FDA has stated that it’s not interested in regulating raw genomic data as a medical device, but entities that provide genomic interpretation (see, e.g., openSNP) can reveal more sensitive medical information about an individual’s propensity to develop disease and pharmacogenomic information about the efficacy of particular drugs given a particular genetic makeup—which places these services squarely within FDA’s area of interest. 23andMe has always offered customers their raw data as part of its package, but it’s the genetic risk and drug responses (i.e., analyzed information) that FDA cited as concerning in its letter.

But just as FDA begins to seriously grapple with the DTC genetic testing industry, open-source, web-based platforms that interpret genomic data free of charge are going to pose further challenges to the limits of FDA’s ability to regulate (potentially non-commercial) speech, and effectively utilize enforcement mechanisms made for tangible money-making products on information and open-sourced platforms.

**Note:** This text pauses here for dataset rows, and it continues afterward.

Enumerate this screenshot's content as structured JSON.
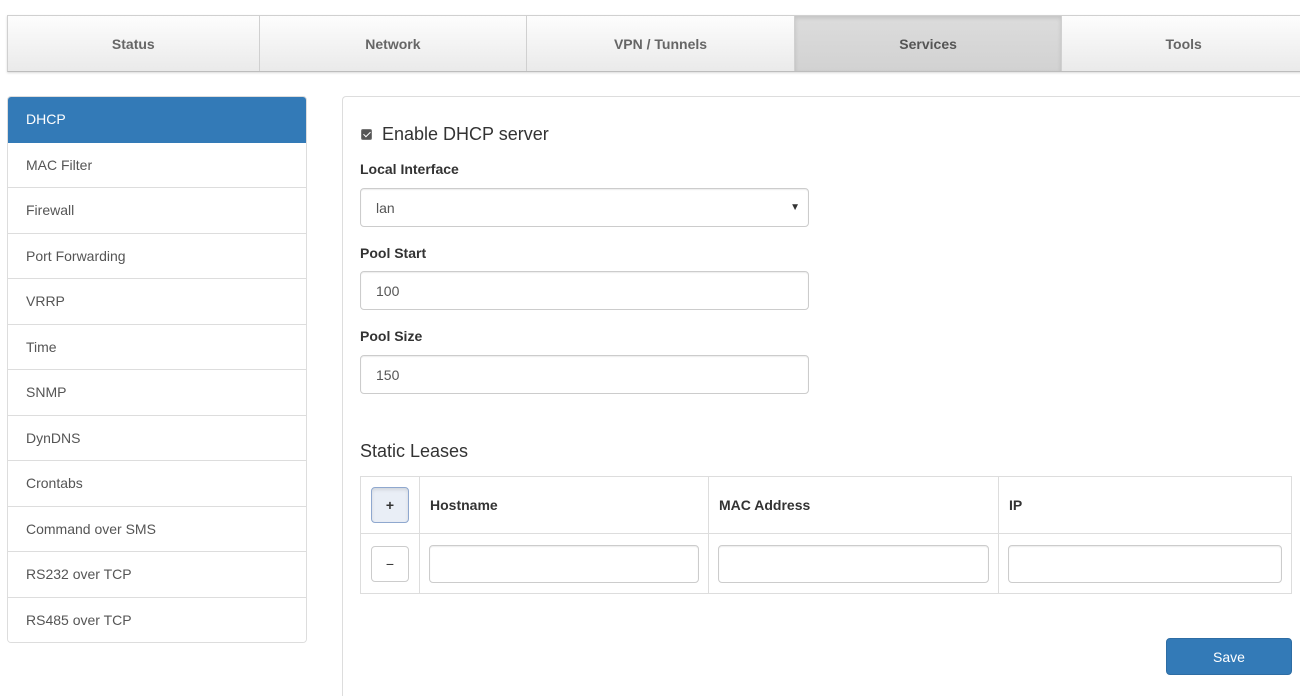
{
  "topnav": {
    "tabs": [
      "Status",
      "Network",
      "VPN / Tunnels",
      "Services",
      "Tools"
    ],
    "active": "Services"
  },
  "sidebar": {
    "items": [
      "DHCP",
      "MAC Filter",
      "Firewall",
      "Port Forwarding",
      "VRRP",
      "Time",
      "SNMP",
      "DynDNS",
      "Crontabs",
      "Command over SMS",
      "RS232 over TCP",
      "RS485 over TCP"
    ],
    "active": "DHCP"
  },
  "dhcp": {
    "enable_label": "Enable DHCP server",
    "enabled": true,
    "local_interface_label": "Local Interface",
    "local_interface_value": "lan",
    "pool_start_label": "Pool Start",
    "pool_start_value": "100",
    "pool_size_label": "Pool Size",
    "pool_size_value": "150"
  },
  "static_leases": {
    "title": "Static Leases",
    "add_label": "+",
    "remove_label": "−",
    "columns": [
      "Hostname",
      "MAC Address",
      "IP"
    ],
    "rows": [
      [
        "",
        "",
        ""
      ]
    ]
  },
  "actions": {
    "save_label": "Save"
  },
  "colors": {
    "accent": "#337ab7"
  }
}
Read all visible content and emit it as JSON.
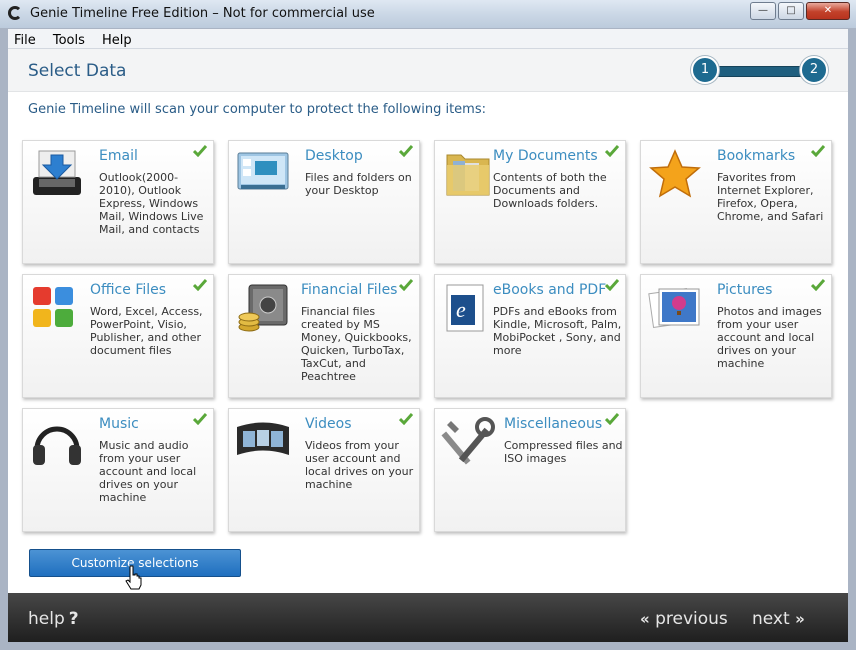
{
  "window": {
    "title": "Genie Timeline Free Edition – Not for commercial use",
    "min": "—",
    "max": "□",
    "close": "✕"
  },
  "menu": [
    "File",
    "Tools",
    "Help"
  ],
  "header": {
    "title": "Select Data",
    "steps": [
      "1",
      "2"
    ]
  },
  "intro": "Genie Timeline will scan your computer to protect the following items:",
  "tiles": [
    {
      "title": "Email",
      "desc": "Outlook(2000-2010), Outlook Express, Windows Mail, Windows Live Mail, and contacts",
      "icon": "inbox-download-icon",
      "checked": true
    },
    {
      "title": "Desktop",
      "desc": "Files and folders on your Desktop",
      "icon": "desktop-icon",
      "checked": true
    },
    {
      "title": "My Documents",
      "desc": "Contents of both the Documents and Downloads folders.",
      "icon": "documents-folder-icon",
      "checked": true
    },
    {
      "title": "Bookmarks",
      "desc": "Favorites from Internet Explorer, Firefox, Opera, Chrome, and Safari",
      "icon": "star-icon",
      "checked": true
    },
    {
      "title": "Office Files",
      "desc": "Word, Excel, Access, PowerPoint, Visio, Publisher, and other document files",
      "icon": "office-icon",
      "checked": true
    },
    {
      "title": "Financial Files",
      "desc": "Financial files created by MS Money, Quickbooks, Quicken, TurboTax, TaxCut, and Peachtree",
      "icon": "safe-coins-icon",
      "checked": true
    },
    {
      "title": "eBooks and PDF",
      "desc": "PDFs and eBooks from Kindle, Microsoft, Palm, MobiPocket , Sony, and more",
      "icon": "ebook-icon",
      "checked": true
    },
    {
      "title": "Pictures",
      "desc": "Photos and images from your user account and local drives on your machine",
      "icon": "photos-icon",
      "checked": true
    },
    {
      "title": "Music",
      "desc": "Music and audio from your user account and local drives on your machine",
      "icon": "headphones-icon",
      "checked": true
    },
    {
      "title": "Videos",
      "desc": "Videos from your user account and local drives on your machine",
      "icon": "film-icon",
      "checked": true
    },
    {
      "title": "Miscellaneous",
      "desc": "Compressed files and ISO images",
      "icon": "tools-icon",
      "checked": true
    }
  ],
  "customize_button": "Customize selections",
  "footer": {
    "help": "help",
    "help_mark": "?",
    "previous": "previous",
    "next": "next",
    "prev_chevron": "«",
    "next_chevron": "»"
  },
  "colors": {
    "accent": "#3c8dc0",
    "title": "#2a5c87",
    "button": "#1f6fbf",
    "check": "#5aa83a",
    "footer": "#2a2a2a"
  }
}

The interpretation of FDA’s Warning Letter may be clear, but the future of DTC genetic testing might instead lie in how you interpret the letters “A, T, C, and G.”

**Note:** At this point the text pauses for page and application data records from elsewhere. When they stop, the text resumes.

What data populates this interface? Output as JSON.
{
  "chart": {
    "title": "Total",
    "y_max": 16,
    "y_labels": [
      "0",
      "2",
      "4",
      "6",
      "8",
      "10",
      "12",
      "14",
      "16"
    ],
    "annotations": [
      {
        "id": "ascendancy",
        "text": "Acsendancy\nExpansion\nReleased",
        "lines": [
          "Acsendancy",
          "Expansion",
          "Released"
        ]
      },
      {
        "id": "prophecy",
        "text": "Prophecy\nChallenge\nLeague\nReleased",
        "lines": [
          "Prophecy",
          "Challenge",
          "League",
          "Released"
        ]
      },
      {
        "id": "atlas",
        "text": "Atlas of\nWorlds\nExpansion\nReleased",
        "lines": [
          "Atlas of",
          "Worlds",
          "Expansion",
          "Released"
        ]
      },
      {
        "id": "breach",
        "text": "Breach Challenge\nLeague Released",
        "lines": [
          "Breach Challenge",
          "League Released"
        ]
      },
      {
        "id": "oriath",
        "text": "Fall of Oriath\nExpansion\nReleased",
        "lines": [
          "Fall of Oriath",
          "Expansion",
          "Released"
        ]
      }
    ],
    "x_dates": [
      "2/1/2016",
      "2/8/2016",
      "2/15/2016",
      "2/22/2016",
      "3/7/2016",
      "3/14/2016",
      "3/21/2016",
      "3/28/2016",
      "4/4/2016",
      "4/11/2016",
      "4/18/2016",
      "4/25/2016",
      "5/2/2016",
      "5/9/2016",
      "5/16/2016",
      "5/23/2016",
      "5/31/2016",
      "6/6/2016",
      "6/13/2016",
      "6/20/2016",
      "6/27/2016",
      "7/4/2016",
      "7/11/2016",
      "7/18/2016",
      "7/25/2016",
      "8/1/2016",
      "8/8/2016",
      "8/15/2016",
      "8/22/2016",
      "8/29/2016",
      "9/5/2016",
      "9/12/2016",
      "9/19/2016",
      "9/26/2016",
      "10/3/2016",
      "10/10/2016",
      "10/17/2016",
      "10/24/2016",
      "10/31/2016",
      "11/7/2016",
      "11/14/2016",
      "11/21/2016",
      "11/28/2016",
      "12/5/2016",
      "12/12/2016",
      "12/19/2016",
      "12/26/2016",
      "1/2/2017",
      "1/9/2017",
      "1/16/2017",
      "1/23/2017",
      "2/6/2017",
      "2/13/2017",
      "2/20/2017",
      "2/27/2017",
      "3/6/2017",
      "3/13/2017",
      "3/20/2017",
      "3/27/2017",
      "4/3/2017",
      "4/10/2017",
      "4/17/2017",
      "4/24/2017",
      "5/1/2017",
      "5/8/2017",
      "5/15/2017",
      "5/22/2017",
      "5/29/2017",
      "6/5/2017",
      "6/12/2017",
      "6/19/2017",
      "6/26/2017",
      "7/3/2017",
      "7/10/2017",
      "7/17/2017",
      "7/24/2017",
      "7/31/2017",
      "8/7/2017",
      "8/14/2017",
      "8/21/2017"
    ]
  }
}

(Still interested? Read more on the topic from me and my co-author Lizzy Pike here).

References:

Letter from Alberto Gutierrez, Dir., Office of In vitro Diagnostics and Radiological Health, Ctr. for Devices & Radiological Health, Food & Drug Admin., U.S. Dep’t of Health & Human Services, to Ann[e] Wojcicki, C.E.O., 23andMe, Inc. (Nov. 22, 2013).

U.S. Gov’t Accountability Office, GAO-06-977T, Nutrigenic Testing: Tests Purchased from Four Web Sites Misled Consumers, Testimony Before the S. Special Comm. on Aging (July 27, 2006).

U.S. Gov’t Accountability Office, Highlights of GAO-10-847T, Direct-to-Consumer Genetic Tests: Misleading Results are Further Complicated by Deceptive Marketing and Other Questionable Practices (July 22, 2010).

kayte-spector-bagdadyKayte Spector-Bagdady, J.D., M.Bioethics, is Associate Director at the Presidential Commission for the Study of Bioethical Issues where she managed the Commission’s reports on Privacy and Progress in Whole Genome Sequencing and Anticipate and Communicate: Ethical Management of Incidental and Secondary Findings in the Clinical, Research, and Direct-to-Consumer Contexts.*

Join the discussion! Your comments and responses to this commentary are welcomed. The author will not, unfortunately be able to respond to all comments, but will read input with interest. With your participation, we hope to create discussions rich with insights from diverse perspectives. You must provide your name and email address to leave a comment. Your email address will not be made public.

* The findings and conclusions in this blog are those of the author and do not necessarily represent the official position of the Presidential Commission for the Study of Bioethical Issues or the Department of Health and Human Services. Use of official trade names does not mean or imply official support or endorsement by the author.